  2. Pitch your idea to Venture Capitalists to get money to start your company. If you have a good idea, they will love to invest their money in your company. Make a PowerPoint presentation explaining why your product is the best, including each part of your business plan in the presentation. Tell them how much your estimated gross profit is and how much percentage of that they will earn in interest. Make this as a interesting think.

    Or, don't look for or accept funding. Striking a deal with venture capitalists is a long, tiresome, difficult, and dangerous process. In the early days of a business, it can be a catastrophic distraction. "Distraction is fatal to start-ups."—Paul Graham. Many VCs are not set up to make you successful. A wonderful success for you might be to earn $80,000 a year doing work you love. Starting small and pleasing a small number of customers at first is a high-probability way to get there. A VC will not allow such a success to happen, because a VC's strategy is to become a billionaire by rolling the dice on many low-probability but potentially gigantic-returning businesses. The price you pay for taking on a VC is control: control of your dream. If you can get the business started without spending a lot of money that might be your best route.

  1. Sell. Sell and distribute your product. If you're getting revenue, then you're in business. You're testing your theories about the market, you're finding out what really works and what doesn't, and you're getting fuel for more ideas and improvements. If you're not getting revenue, then it's all in your head.

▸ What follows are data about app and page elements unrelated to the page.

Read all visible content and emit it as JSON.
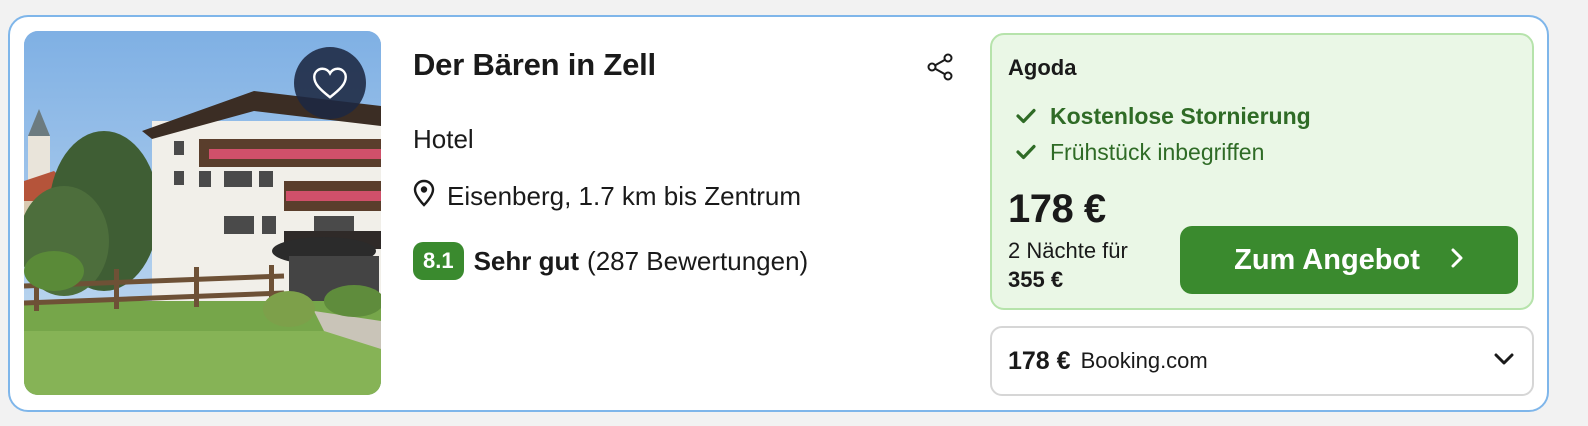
{
  "hotel": {
    "name": "Der Bären in Zell",
    "type": "Hotel",
    "location": "Eisenberg, 1.7 km bis Zentrum",
    "rating": {
      "score": "8.1",
      "label": "Sehr gut",
      "reviews": "(287 Bewertungen)"
    }
  },
  "deal": {
    "provider": "Agoda",
    "features": [
      "Kostenlose Stornierung",
      "Frühstück inbegriffen"
    ],
    "price": "178 €",
    "nights": "2 Nächte für",
    "total": "355 €",
    "cta_label": "Zum Angebot"
  },
  "alt_offer": {
    "price": "178 €",
    "provider": "Booking.com"
  },
  "colors": {
    "accent_green": "#3a8a2e",
    "deal_bg": "#eaf7e6",
    "card_border": "#7fb6ea"
  },
  "icons": {
    "favorite": "heart-icon",
    "share": "share-icon",
    "location": "location-pin-icon",
    "check": "check-icon",
    "cta_arrow": "chevron-right-icon",
    "expand": "chevron-down-icon"
  }
}
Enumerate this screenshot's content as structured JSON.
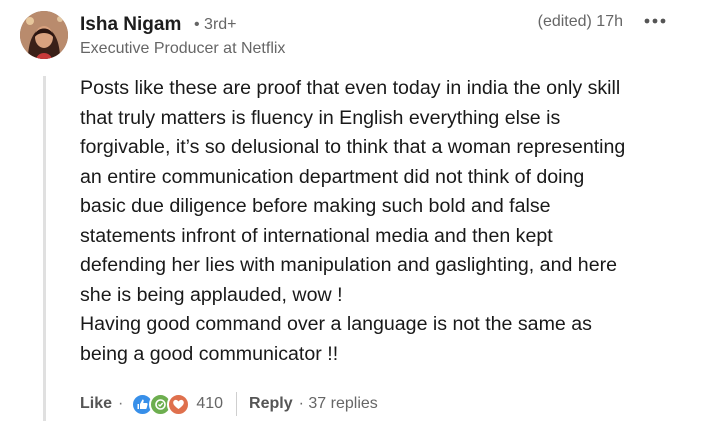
{
  "author": {
    "name": "Isha Nigam",
    "degree": "• 3rd+",
    "headline": "Executive Producer at Netflix"
  },
  "meta": {
    "edited_time": "(edited) 17h"
  },
  "comment": {
    "lines": [
      "Posts like these are proof that even today in india the only skill",
      "that truly matters is fluency in English everything else is",
      "forgivable, it’s so delusional to think that a woman representing",
      "an entire communication department did not think of doing",
      "basic due diligence before making such bold and false",
      "statements infront of international media and then kept",
      "defending her lies with manipulation and gaslighting, and here",
      "she is being applauded, wow !",
      "Having good command over a language is not the same as",
      "being a good communicator !!"
    ]
  },
  "actions": {
    "like_label": "Like",
    "dot": "·",
    "reaction_count": "410",
    "reply_label": "Reply",
    "replies_count": "· 37 replies",
    "reaction_icons": [
      "like-icon",
      "celebrate-icon",
      "love-icon"
    ]
  },
  "colors": {
    "like": "#378fe9",
    "celebrate": "#44712e",
    "love": "#df704d"
  }
}
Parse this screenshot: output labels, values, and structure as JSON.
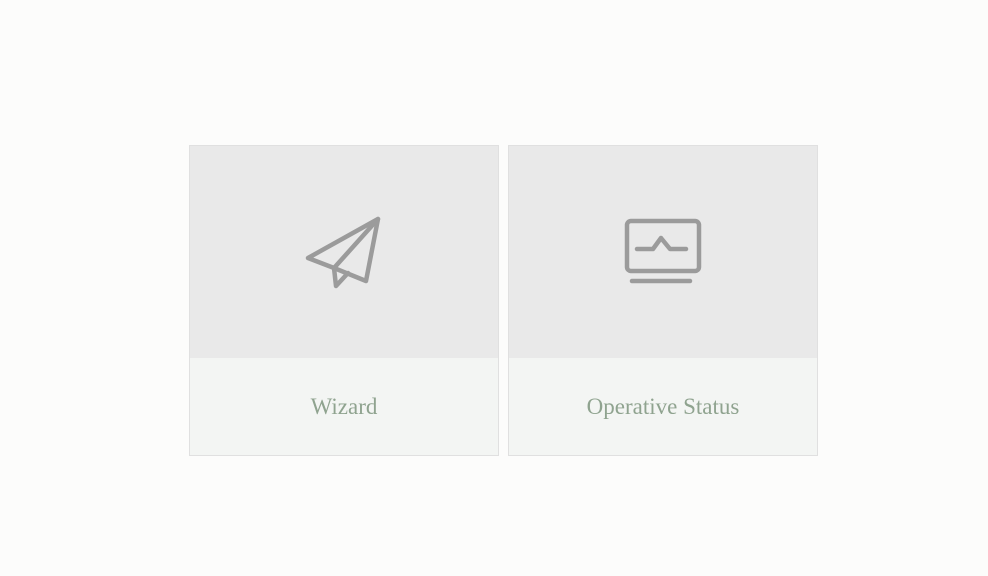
{
  "tiles": [
    {
      "label": "Wizard",
      "icon": "paper-plane-icon"
    },
    {
      "label": "Operative Status",
      "icon": "monitor-status-icon"
    }
  ],
  "colors": {
    "page_background": "#fcfcfb",
    "icon_area_background": "#e9e9e9",
    "label_area_background": "#f3f5f3",
    "label_text": "#8fa38f",
    "icon_stroke": "#9b9b9b"
  }
}
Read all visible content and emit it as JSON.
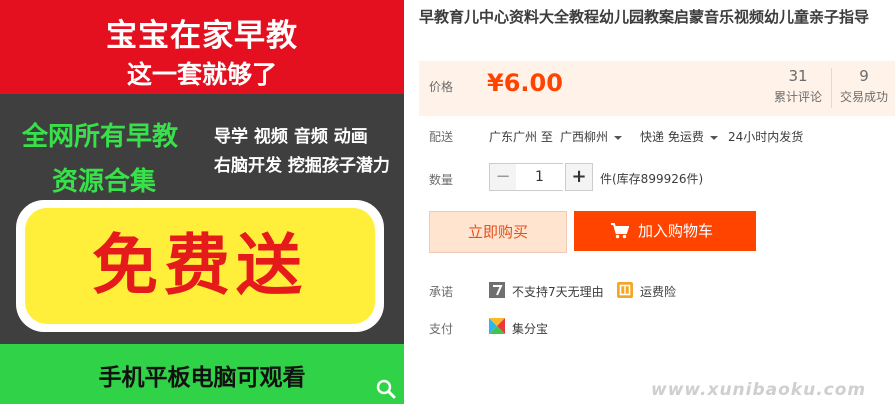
{
  "product_image": {
    "header_line1": "宝宝在家早教",
    "header_line2": "这一套就够了",
    "green_line1": "全网所有早教",
    "green_line2": "资源合集",
    "white_line1": "导学 视频 音频 动画",
    "white_line2": "右脑开发 挖掘孩子潜力",
    "badge": "免费送",
    "bottom": "手机平板电脑可观看",
    "zoom_icon": "magnifier-icon"
  },
  "product": {
    "title": "早教育儿中心资料大全教程幼儿园教案启蒙音乐视频幼儿童亲子指导"
  },
  "price": {
    "label": "价格",
    "value": "¥6.00",
    "reviews_count": "31",
    "reviews_label": "累计评论",
    "sales_count": "9",
    "sales_label": "交易成功"
  },
  "shipping": {
    "label": "配送",
    "from": "广东广州 至",
    "to": "广西柳州",
    "method": "快递 免运费",
    "delivery": "24小时内发货"
  },
  "quantity": {
    "label": "数量",
    "value": "1",
    "stock": "件(库存899926件)"
  },
  "buttons": {
    "buy_now": "立即购买",
    "add_to_cart": "加入购物车"
  },
  "promise": {
    "label": "承诺",
    "item1": "不支持7天无理由",
    "item2": "运费险"
  },
  "payment": {
    "label": "支付",
    "method": "集分宝"
  },
  "watermark": "www.xunibaoku.com",
  "colors": {
    "accent": "#ff4400",
    "price_bg": "#fff2e8",
    "red_banner": "#e4101f",
    "green_banner": "#30d247"
  }
}
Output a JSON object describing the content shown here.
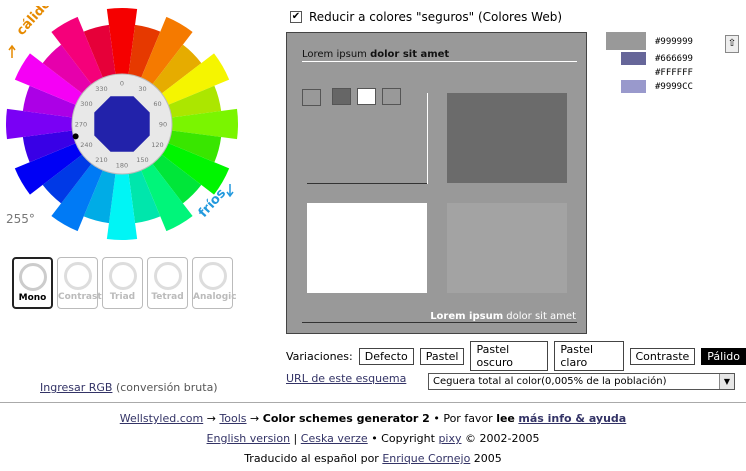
{
  "wheel": {
    "label_warm": "cálidos",
    "label_cool": "fríos",
    "degree_readout": "255°",
    "ring_ticks": [
      "0",
      "30",
      "60",
      "90",
      "120",
      "150",
      "180",
      "210",
      "240",
      "270",
      "300",
      "330"
    ],
    "selected_hue_deg": 255,
    "center_color": "#2222aa"
  },
  "schemes": [
    {
      "label": "Mono",
      "active": true
    },
    {
      "label": "Contrast",
      "active": false
    },
    {
      "label": "Triad",
      "active": false
    },
    {
      "label": "Tetrad",
      "active": false
    },
    {
      "label": "Analogic",
      "active": false
    }
  ],
  "ingresar": {
    "link": "Ingresar RGB",
    "note": "(conversión bruta)"
  },
  "web_colors": {
    "checked_mark": "✔",
    "label": "Reducir a colores \"seguros\" (Colores Web)"
  },
  "preview": {
    "title_plain": "Lorem ipsum ",
    "title_bold": "dolor sit amet",
    "footer_bold": "Lorem ipsum",
    "footer_plain": " dolor sit amet",
    "bg": "#999999"
  },
  "palette": [
    {
      "hex": "#999999",
      "color": "#999999"
    },
    {
      "hex": "#666699",
      "color": "#666699"
    },
    {
      "hex": "#FFFFFF",
      "color": "#FFFFFF"
    },
    {
      "hex": "#9999CC",
      "color": "#9999CC"
    }
  ],
  "scroll_up": "⇧",
  "variations": {
    "label": "Variaciones:",
    "items": [
      {
        "label": "Defecto",
        "active": false
      },
      {
        "label": "Pastel",
        "active": false
      },
      {
        "label": "Pastel oscuro",
        "active": false
      },
      {
        "label": "Pastel claro",
        "active": false
      },
      {
        "label": "Contraste",
        "active": false
      },
      {
        "label": "Pálido",
        "active": true
      }
    ]
  },
  "url_link": "URL de este esquema",
  "blind_select": {
    "value": "Ceguera total al color(0,005% de la población)",
    "arrow": "▼"
  },
  "footer": {
    "line1": {
      "site": "Wellstyled.com",
      "arrow1": " → ",
      "tools": "Tools",
      "arrow2": " → ",
      "current": "Color schemes generator 2",
      "mid": " • Por favor ",
      "lee": "lee",
      "space": " ",
      "more": "más info & ayuda"
    },
    "line2": {
      "english": "English version",
      "sep": " | ",
      "czech": "Ceska verze",
      "copy": " • Copyright ",
      "pixy": "pixy",
      "years": " © 2002-2005"
    },
    "line3": {
      "text": "Traducido al español por ",
      "translator": "Enrique Cornejo",
      "year": " 2005"
    }
  }
}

  1. Hang out with entrepreneurs. By meeting entrepreneurs socially, you gain contacts and hear about opportunities. More importantly, you learn how entrepreneurs think. You pick up their attitudes, their nose for opportunity, and their willingness to explore every idea and its opposite (they know that often both work), their contraries nature, the great diversity in their styles. Always try to engage with them and try to get their experience for your success.